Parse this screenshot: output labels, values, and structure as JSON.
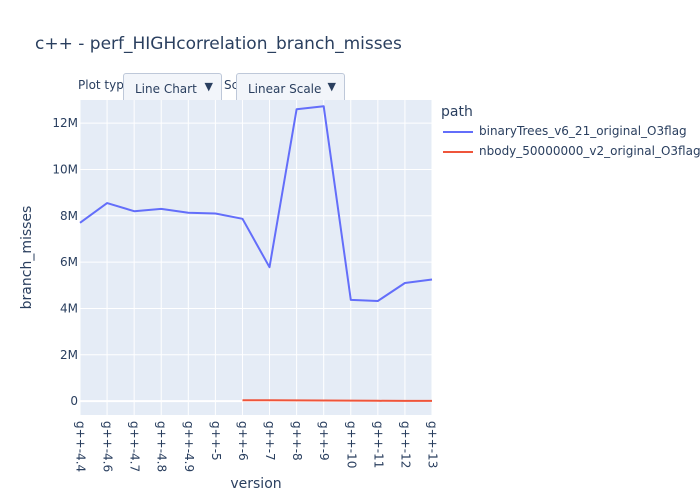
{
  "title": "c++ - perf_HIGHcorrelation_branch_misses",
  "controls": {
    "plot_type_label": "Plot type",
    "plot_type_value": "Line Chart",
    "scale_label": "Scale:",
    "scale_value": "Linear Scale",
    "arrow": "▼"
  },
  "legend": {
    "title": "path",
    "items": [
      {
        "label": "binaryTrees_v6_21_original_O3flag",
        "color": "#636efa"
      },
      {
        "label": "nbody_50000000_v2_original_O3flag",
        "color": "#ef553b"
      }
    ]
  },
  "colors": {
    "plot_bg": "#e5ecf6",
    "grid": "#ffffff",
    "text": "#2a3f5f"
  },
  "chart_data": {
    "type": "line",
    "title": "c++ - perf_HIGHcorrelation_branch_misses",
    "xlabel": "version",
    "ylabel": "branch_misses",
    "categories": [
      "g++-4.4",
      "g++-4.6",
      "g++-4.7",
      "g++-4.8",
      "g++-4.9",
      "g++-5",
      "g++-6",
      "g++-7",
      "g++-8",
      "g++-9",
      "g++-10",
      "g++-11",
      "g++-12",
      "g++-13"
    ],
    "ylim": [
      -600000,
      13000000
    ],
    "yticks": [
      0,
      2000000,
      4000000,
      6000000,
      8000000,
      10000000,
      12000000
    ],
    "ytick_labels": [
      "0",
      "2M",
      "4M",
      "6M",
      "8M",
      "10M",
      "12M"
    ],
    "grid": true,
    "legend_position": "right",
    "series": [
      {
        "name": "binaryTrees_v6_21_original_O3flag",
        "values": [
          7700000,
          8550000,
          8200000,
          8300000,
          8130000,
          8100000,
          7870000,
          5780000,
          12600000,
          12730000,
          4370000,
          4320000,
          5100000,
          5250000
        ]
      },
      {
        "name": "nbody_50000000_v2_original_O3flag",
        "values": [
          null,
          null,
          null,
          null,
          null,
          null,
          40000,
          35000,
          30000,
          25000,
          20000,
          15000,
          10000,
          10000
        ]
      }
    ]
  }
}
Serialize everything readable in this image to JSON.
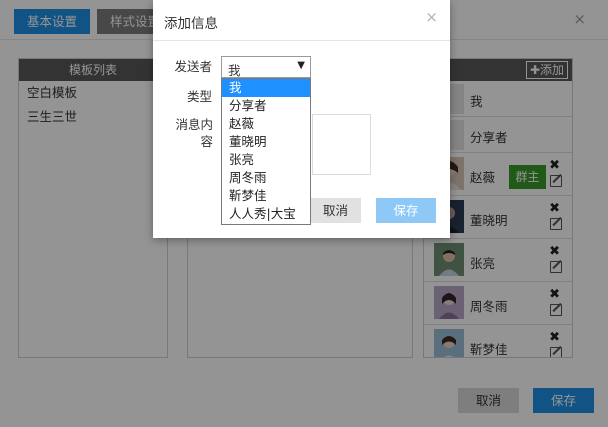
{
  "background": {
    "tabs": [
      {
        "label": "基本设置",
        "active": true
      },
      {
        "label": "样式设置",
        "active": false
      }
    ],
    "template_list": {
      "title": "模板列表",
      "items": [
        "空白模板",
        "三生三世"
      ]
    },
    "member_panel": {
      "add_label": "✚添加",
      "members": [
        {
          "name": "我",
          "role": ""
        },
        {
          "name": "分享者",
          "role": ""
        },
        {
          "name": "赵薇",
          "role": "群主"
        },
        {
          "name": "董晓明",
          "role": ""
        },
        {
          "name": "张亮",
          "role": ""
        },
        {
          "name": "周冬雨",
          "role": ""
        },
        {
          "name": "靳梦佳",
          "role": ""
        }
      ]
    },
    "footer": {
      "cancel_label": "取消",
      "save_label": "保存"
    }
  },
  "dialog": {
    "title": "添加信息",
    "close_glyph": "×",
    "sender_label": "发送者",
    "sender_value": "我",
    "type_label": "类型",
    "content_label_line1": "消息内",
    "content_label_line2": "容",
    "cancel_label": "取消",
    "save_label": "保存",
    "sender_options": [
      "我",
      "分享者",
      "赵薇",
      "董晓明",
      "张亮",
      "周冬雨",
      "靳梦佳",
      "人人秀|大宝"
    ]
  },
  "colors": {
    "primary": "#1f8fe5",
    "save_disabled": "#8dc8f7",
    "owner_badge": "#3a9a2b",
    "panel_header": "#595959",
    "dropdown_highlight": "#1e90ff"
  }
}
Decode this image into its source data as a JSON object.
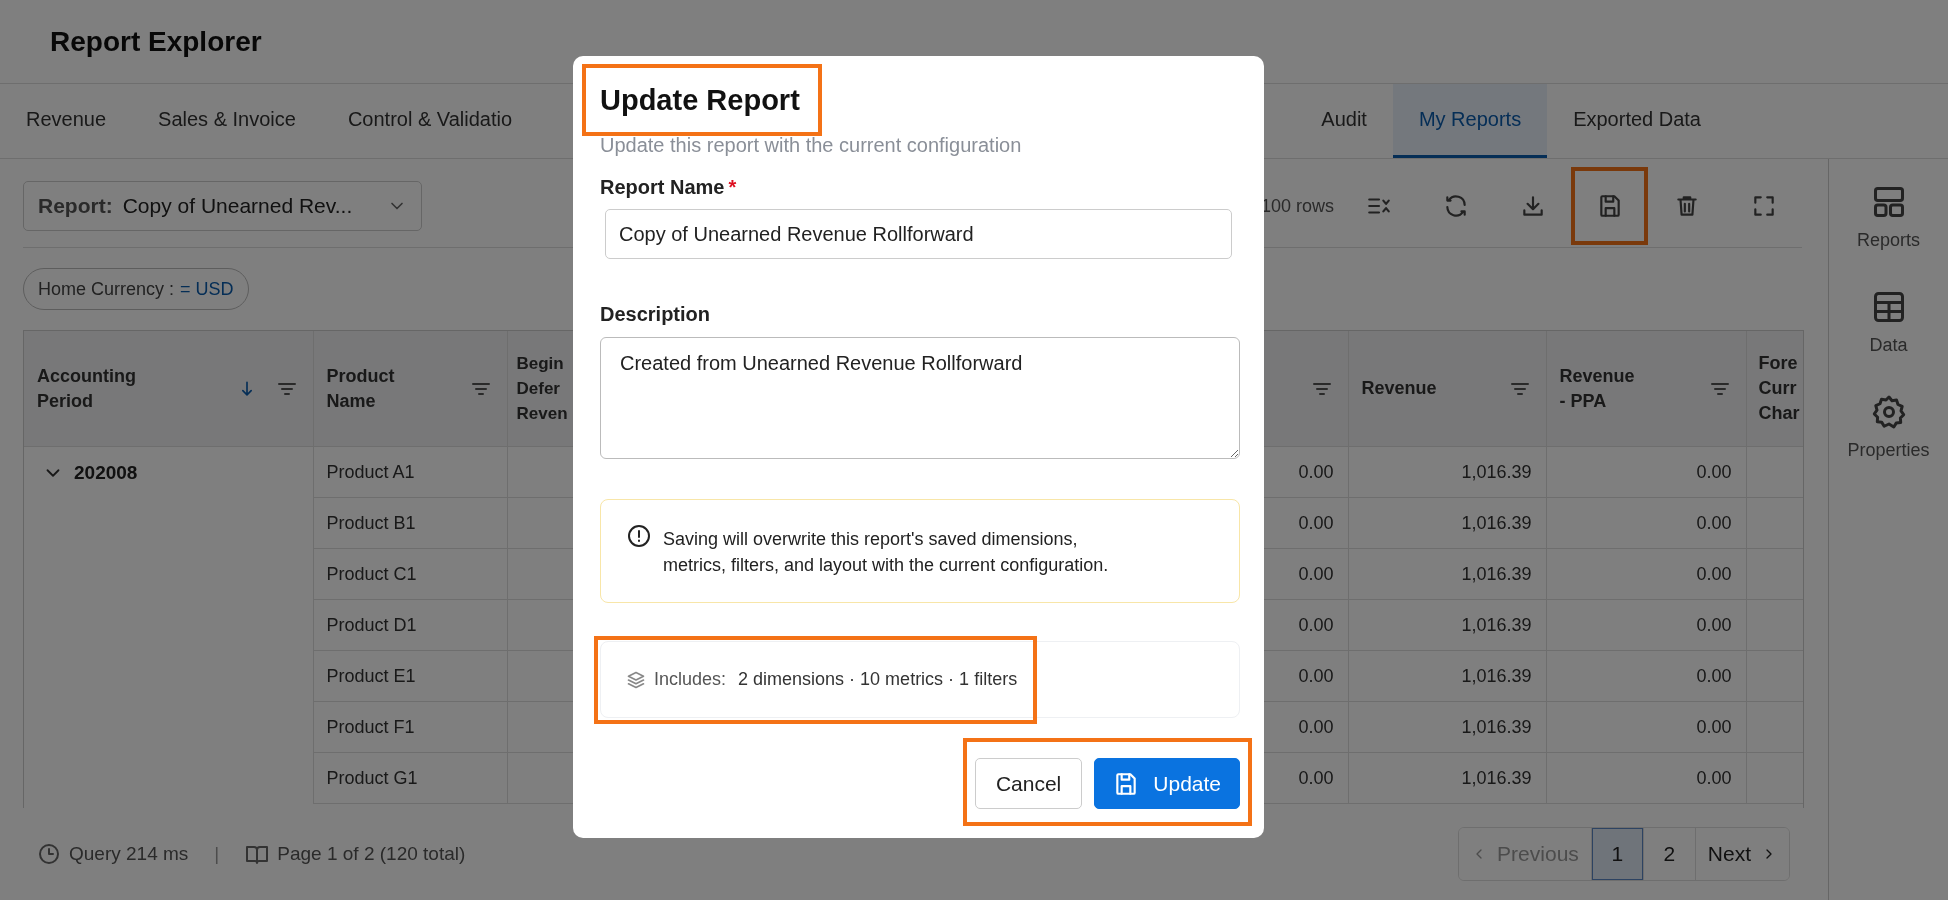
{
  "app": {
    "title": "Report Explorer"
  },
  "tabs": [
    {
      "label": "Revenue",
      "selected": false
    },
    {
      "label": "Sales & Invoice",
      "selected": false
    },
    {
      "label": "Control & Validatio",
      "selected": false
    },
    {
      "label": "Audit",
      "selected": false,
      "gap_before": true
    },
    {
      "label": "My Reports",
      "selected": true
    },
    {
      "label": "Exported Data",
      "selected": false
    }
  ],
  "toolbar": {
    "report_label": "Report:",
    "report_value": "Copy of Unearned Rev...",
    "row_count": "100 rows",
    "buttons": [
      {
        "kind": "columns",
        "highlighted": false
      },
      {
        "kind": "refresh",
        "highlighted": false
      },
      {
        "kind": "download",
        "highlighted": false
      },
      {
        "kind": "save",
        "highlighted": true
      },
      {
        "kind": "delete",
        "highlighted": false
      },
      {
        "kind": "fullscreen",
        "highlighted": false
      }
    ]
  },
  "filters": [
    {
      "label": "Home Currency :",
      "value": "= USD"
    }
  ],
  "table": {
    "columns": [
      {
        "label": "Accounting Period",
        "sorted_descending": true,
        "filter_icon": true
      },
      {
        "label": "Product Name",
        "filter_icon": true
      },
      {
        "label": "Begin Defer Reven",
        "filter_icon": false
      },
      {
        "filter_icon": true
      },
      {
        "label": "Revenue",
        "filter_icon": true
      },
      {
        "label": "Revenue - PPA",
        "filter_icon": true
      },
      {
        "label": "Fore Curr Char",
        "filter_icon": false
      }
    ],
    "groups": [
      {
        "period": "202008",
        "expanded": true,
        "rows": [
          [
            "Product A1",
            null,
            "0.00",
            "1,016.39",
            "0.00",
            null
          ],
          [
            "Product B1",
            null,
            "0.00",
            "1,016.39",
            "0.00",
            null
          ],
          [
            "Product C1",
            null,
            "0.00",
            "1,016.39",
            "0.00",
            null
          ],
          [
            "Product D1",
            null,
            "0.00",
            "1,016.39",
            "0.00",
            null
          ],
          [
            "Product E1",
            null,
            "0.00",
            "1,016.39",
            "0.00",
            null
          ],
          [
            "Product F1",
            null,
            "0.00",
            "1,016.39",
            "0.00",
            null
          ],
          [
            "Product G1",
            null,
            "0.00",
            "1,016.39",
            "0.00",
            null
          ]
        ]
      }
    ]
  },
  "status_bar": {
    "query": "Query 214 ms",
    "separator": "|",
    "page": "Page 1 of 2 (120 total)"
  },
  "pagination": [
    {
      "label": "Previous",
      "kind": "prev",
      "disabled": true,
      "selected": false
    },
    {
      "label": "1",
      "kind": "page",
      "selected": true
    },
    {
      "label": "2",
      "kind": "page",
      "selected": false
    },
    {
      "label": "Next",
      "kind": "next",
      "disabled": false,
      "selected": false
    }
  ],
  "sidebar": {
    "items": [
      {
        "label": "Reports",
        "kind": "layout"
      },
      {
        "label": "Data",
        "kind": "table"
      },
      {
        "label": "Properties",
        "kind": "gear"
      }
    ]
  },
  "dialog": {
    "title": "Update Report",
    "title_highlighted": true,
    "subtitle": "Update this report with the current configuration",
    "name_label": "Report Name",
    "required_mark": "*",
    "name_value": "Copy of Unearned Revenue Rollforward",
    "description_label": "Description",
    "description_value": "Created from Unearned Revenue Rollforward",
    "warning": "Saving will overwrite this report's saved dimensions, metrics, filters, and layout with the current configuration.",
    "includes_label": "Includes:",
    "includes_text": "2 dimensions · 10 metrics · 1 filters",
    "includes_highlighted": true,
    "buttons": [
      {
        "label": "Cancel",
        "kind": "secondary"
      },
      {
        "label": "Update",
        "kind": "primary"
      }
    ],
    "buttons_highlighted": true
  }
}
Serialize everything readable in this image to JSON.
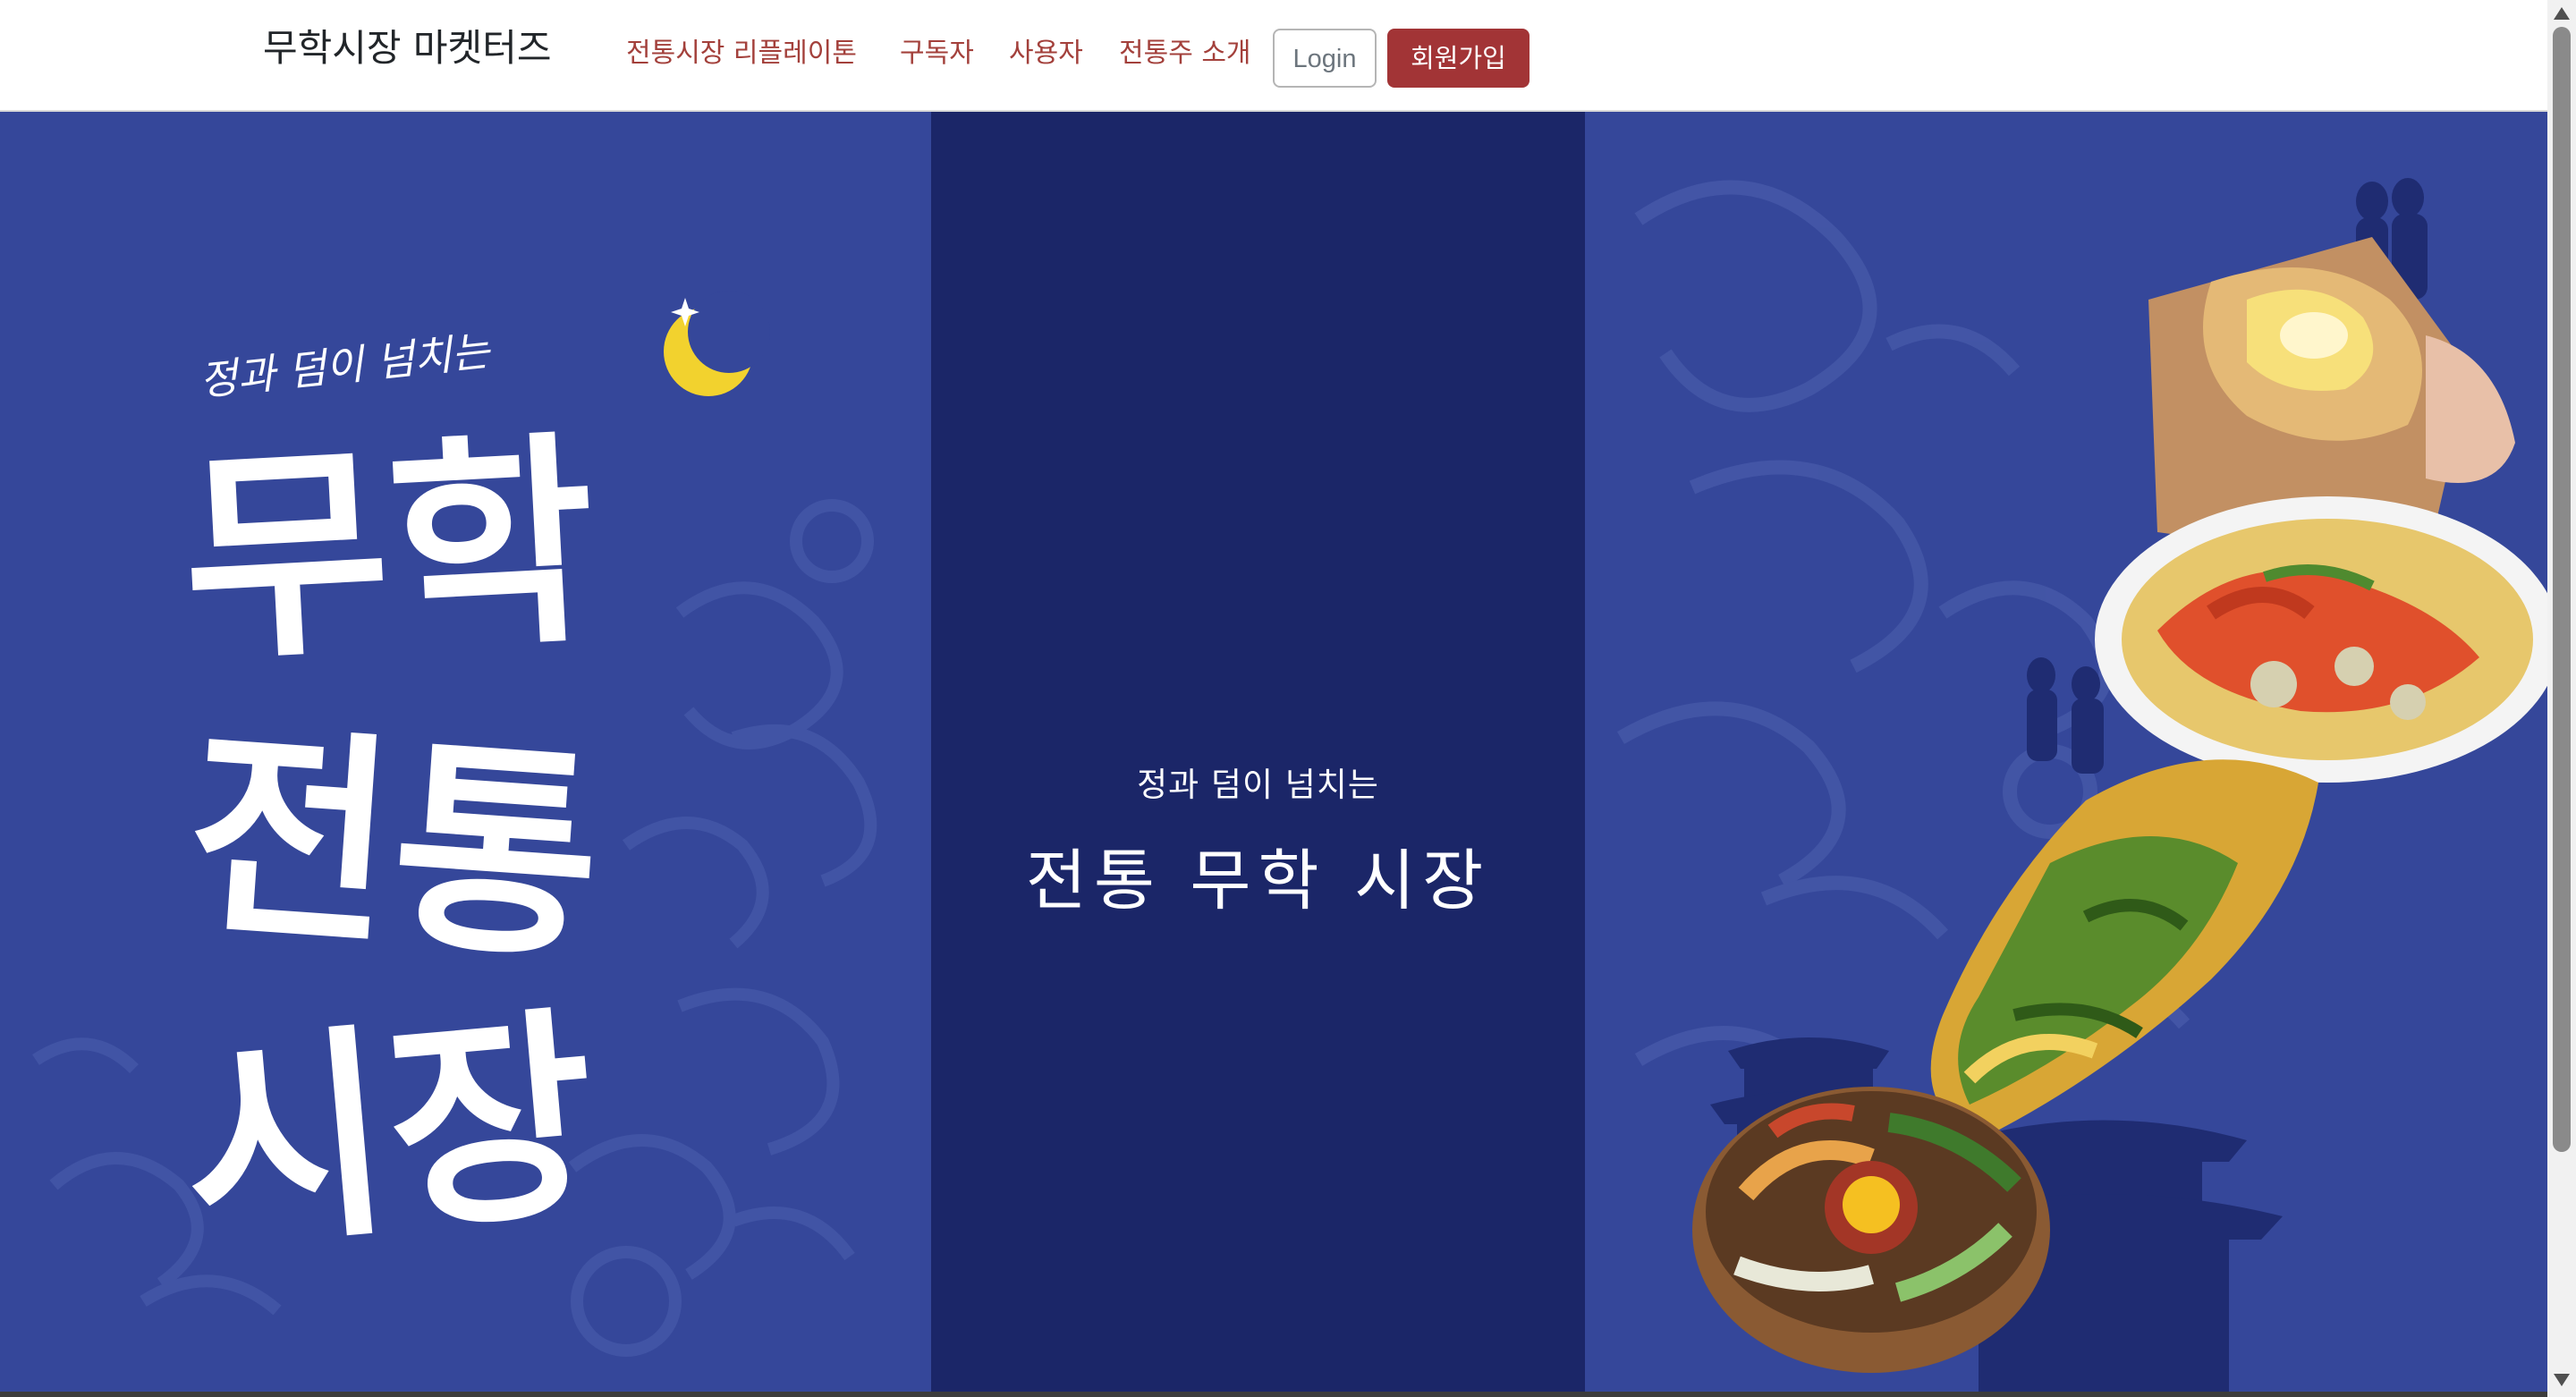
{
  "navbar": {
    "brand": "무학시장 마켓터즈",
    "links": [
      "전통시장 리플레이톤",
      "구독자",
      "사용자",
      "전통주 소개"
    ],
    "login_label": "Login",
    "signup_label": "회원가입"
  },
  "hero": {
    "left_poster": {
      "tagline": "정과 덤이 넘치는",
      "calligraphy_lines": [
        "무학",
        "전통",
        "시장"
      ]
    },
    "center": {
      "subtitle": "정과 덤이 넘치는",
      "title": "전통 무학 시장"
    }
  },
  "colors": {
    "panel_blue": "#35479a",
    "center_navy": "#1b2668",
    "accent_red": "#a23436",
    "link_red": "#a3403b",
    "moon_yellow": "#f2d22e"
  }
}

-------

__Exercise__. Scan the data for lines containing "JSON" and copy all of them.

__Task answer__.
Parse this screenshot: output labels, values, and structure as JSON.
Serialize everything readable in this image to JSON.
Decode this image into its source data as a JSON object.
Serialize everything readable in this image to JSON.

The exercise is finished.